Read the data and repeat it in full, exactly.

Dataset records:
——

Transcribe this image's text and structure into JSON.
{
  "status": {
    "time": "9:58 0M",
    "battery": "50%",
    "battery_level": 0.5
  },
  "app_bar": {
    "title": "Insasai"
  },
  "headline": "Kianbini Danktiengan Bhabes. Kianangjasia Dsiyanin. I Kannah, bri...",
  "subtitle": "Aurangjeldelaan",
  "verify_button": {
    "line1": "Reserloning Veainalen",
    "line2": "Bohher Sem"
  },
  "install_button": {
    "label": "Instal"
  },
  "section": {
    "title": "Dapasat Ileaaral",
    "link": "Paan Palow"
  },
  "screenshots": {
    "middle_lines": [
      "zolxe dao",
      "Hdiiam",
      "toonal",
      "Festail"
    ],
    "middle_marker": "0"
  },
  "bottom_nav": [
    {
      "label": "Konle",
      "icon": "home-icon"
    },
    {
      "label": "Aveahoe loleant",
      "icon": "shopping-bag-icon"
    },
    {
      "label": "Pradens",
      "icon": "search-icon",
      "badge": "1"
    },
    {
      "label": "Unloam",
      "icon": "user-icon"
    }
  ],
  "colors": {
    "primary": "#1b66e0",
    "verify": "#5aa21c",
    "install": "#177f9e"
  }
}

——

OUTPUT FOR THIS TASK.
Transcribe this image's text and structure into JSON.
{
  "status": {
    "time": "9:58 0M",
    "battery": "50%",
    "battery_level": 0.5
  },
  "app_bar": {
    "title": "Insasai"
  },
  "headline": "Kianbini Danktiengan Bhabes. Kianangjasia Dsiyanin. I Kannah, bri...",
  "subtitle": "Aurangjeldelaan",
  "verify_button": {
    "line1": "Reserloning Veainalen",
    "line2": "Bohher Sem"
  },
  "install_button": {
    "label": "Instal"
  },
  "section": {
    "title": "Dapasat Ileaaral",
    "link": "Paan Palow"
  },
  "screenshots": {
    "middle_lines": [
      "zolxe dao",
      "Hdiiam",
      "toonal",
      "Festail"
    ],
    "middle_marker": "0"
  },
  "bottom_nav": [
    {
      "label": "Konle",
      "icon": "home-icon"
    },
    {
      "label": "Aveahoe loleant",
      "icon": "shopping-bag-icon"
    },
    {
      "label": "Pradens",
      "icon": "search-icon",
      "badge": "1"
    },
    {
      "label": "Unloam",
      "icon": "user-icon"
    }
  ],
  "colors": {
    "primary": "#1b66e0",
    "verify": "#5aa21c",
    "install": "#177f9e"
  }
}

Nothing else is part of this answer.